Italy has demanded a revision of the EU's Sophia anti-trafficking mission in the Mediterranean, the terms of which call for rescued migrants to automatically disembark at Italian ports.
Milanesi said that Italy wanted "to overhaul the operational rules so as to avoid all the rescued people landing in one country."
Last week, Italy said it would no longer allow ships participating in the mission to disembark migrants at Italian ports.
The announcement resulted in ships in the operation being temporarily ordered back to port in order to prevent a situation where migrants were rescued without having a place to bring them to land.
Maas said that Germany understood Italy's feeling that "they have been left alone" to deal with migrant arrivals.
"At the same time, we expect all EU states to uphold existing agreements. Sea rescues are one of those areas of agreement," Maas said, noting that Spain has now overtaken Italy as the main arrival point for migrants crossing the Mediterranean.
"If the countries of the Mediterranean are asking for European solidarity then they have an ally in Germany," he said.

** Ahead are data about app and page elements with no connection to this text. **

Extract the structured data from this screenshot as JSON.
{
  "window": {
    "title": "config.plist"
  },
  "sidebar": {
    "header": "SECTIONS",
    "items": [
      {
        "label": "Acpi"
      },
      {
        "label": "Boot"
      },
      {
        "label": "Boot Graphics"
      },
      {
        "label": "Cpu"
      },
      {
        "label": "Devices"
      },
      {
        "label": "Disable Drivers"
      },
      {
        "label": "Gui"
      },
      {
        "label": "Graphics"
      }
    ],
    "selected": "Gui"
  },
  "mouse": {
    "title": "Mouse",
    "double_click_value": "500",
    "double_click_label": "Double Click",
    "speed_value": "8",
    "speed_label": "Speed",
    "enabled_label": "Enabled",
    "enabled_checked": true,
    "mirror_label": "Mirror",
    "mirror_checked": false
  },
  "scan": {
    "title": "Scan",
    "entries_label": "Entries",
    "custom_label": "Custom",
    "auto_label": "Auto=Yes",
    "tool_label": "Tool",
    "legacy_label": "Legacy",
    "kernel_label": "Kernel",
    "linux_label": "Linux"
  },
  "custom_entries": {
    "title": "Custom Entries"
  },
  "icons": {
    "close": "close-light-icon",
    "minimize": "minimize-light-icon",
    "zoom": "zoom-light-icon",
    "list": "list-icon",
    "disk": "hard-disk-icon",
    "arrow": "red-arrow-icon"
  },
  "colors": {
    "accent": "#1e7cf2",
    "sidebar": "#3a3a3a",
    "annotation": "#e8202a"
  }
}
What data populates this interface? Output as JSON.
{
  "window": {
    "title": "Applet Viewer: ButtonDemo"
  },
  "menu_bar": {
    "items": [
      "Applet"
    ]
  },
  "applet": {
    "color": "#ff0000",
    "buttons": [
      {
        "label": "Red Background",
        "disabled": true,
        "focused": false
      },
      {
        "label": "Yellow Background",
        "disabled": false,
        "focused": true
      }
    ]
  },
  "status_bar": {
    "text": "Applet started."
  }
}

Migrant talks grind on
EU political and security circles last Friday met to discuss the migration issue and agreed to conduct a "strategic review" of Operation Sophia's guidelines.
The mission was launched in 2015 as an anti-trafficking operation. Since then, the naval operation has brought about 50,000 migrants rescued at sea to Italian ports.
Part of Operation Sophia involves training and equipping the Libyan coast guard, which has taken the lead in intercepting migrants and bringing them back to Libya.
As a result, migrant arrivals in Italy have plummeted to about 17,000 so far this year. Italy has taken in nearly 700,000 migrants and refugees since 2013, mostly people fleeing war or poverty in African countries, crossing on unseaworthy and overcrowded smugglers' boats from war-torn Libya.
About 17,000 people have been reported dead or missing trying to cross the Mediterranean since 2013.
Military officials with Operation Sophia say that recently ships participating in Sophia have picked up very few migrants as they are staying farther from the Libyan coast.
New government, new requests
The new populist coalition government of the League and 5 Star Movement has already closed Italian ports to humanitarian rescue ships, saying it wants a fair distribution of migrants across the EU.
Italy's hardline interior minister and head of the League, Matteo Salvini, wants Libya to be declared a "safe country" where migrants intercepted in international waters can be returned.
In line with international law, EU policy is that migrants rescued by its naval mission in international waters must be brought to a safe port.
Italy is also pressing EU states to set up migrant processing centers as agreed at a leaders' summit in June. The establishment of the asylum processing centers would be voluntary.
cw/se (AFP, dpa)